* _How to complete this task_
Pull every "game" line out of the data below.

Stored entries
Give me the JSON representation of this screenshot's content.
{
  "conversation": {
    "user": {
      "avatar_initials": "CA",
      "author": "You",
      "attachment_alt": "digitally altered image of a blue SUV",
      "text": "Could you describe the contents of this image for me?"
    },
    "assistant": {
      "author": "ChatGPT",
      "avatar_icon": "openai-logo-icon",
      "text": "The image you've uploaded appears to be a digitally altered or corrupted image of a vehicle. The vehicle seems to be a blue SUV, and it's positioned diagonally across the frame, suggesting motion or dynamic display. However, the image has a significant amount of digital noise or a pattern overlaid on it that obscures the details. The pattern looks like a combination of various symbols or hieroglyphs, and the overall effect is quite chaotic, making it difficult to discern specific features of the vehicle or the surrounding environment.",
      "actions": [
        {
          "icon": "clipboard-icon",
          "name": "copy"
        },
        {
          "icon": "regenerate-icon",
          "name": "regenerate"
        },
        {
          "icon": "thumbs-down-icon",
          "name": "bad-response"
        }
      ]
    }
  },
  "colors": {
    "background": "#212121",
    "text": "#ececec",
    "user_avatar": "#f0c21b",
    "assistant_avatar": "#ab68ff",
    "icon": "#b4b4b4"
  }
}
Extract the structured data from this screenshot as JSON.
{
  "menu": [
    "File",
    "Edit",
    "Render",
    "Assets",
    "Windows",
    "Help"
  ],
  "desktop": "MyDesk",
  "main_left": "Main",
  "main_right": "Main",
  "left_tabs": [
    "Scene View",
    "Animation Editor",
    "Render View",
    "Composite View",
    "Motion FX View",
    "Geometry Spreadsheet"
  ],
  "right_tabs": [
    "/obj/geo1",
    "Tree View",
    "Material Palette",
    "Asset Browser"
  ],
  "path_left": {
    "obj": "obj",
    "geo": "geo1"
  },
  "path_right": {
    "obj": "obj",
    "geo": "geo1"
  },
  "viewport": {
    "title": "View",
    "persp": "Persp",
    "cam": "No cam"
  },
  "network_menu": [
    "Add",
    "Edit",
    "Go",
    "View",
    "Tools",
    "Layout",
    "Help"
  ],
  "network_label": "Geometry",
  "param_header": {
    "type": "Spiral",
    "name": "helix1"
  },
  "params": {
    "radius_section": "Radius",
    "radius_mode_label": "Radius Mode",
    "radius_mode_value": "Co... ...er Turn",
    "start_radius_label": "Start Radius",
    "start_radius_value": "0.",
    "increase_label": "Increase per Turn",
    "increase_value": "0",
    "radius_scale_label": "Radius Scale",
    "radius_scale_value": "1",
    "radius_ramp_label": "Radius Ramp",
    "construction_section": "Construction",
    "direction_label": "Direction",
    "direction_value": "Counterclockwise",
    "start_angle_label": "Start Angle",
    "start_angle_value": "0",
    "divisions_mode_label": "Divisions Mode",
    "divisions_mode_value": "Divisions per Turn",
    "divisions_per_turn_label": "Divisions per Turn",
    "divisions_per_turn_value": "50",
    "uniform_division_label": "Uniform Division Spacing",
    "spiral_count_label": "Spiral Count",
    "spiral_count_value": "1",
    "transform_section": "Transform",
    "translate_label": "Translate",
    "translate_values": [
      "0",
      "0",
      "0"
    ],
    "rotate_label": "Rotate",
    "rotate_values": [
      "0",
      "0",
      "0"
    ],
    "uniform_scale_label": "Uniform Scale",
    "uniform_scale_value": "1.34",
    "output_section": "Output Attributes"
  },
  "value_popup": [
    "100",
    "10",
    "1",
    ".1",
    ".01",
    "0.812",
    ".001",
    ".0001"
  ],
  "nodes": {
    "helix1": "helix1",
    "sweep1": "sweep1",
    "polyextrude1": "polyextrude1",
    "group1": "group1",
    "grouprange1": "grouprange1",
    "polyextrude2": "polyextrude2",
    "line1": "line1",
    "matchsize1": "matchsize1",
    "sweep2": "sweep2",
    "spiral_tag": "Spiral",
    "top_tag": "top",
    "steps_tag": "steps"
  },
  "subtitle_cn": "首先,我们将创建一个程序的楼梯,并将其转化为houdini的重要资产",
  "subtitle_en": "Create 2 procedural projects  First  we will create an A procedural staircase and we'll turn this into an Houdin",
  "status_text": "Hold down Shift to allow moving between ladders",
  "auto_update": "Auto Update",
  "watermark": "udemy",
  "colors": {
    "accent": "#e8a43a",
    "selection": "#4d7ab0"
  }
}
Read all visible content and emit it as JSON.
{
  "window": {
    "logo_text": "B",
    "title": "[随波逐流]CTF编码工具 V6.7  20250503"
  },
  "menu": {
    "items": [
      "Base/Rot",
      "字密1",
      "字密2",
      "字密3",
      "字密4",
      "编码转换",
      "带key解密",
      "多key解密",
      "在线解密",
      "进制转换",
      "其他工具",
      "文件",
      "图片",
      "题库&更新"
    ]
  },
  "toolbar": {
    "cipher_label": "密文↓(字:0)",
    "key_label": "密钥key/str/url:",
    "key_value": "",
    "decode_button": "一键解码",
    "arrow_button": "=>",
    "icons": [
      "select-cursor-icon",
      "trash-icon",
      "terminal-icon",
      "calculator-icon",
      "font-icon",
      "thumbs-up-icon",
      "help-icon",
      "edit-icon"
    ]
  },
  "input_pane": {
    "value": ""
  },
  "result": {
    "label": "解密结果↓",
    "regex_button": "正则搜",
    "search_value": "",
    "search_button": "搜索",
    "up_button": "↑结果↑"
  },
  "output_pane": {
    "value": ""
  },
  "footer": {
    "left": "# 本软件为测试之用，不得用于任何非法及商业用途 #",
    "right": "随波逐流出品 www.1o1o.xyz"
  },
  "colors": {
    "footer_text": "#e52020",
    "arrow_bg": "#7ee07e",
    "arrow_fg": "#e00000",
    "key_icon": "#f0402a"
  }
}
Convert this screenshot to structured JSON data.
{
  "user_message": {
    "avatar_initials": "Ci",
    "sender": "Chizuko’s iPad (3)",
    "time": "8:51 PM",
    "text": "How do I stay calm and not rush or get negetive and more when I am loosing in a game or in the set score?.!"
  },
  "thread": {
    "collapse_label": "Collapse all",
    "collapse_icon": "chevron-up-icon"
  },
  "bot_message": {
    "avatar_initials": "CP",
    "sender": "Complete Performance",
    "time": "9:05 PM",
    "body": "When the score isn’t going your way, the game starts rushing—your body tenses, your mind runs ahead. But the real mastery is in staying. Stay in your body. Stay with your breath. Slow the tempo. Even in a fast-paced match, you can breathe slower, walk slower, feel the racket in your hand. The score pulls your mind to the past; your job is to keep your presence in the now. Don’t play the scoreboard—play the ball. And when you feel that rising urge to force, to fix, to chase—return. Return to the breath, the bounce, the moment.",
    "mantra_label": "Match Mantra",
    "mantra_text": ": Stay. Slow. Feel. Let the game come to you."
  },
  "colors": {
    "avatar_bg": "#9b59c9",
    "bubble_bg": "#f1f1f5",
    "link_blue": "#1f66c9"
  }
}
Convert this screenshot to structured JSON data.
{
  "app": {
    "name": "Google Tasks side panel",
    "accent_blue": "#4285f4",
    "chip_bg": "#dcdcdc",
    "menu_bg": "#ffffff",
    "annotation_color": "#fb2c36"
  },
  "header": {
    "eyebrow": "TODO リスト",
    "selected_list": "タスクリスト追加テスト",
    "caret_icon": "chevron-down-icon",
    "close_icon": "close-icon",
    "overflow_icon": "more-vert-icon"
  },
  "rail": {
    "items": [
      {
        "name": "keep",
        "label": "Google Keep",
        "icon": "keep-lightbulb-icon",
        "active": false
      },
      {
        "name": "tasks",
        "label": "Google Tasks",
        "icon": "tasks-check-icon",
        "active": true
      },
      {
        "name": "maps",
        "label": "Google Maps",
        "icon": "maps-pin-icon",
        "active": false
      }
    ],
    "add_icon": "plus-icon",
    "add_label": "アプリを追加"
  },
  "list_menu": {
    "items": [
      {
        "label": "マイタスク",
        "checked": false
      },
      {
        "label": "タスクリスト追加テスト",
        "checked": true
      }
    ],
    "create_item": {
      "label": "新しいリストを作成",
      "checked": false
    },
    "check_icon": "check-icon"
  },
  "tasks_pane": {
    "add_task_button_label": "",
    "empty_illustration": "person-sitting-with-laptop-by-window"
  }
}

* _Expected output_
    "text": "How do I stay calm and not rush or get negetive and more when I am loosing in a game or in the set score?.!"
    "body": "When the score isn’t going your way, the game starts rushing—your body tenses, your mind runs ahead. But the real mastery is in staying. Stay in your body. Stay with your breath. Slow the tempo. Even in a fast-paced match, you can breathe slower, walk slower, feel the racket in your hand. The score pulls your mind to the past; your job is to keep your presence in the now. Don’t play the scoreboard—play the ball. And when you feel that rising urge to force, to fix, to chase—return. Return to the breath, the bounce, the moment.",
    "mantra_text": ": Stay. Slow. Feel. Let the game come to you."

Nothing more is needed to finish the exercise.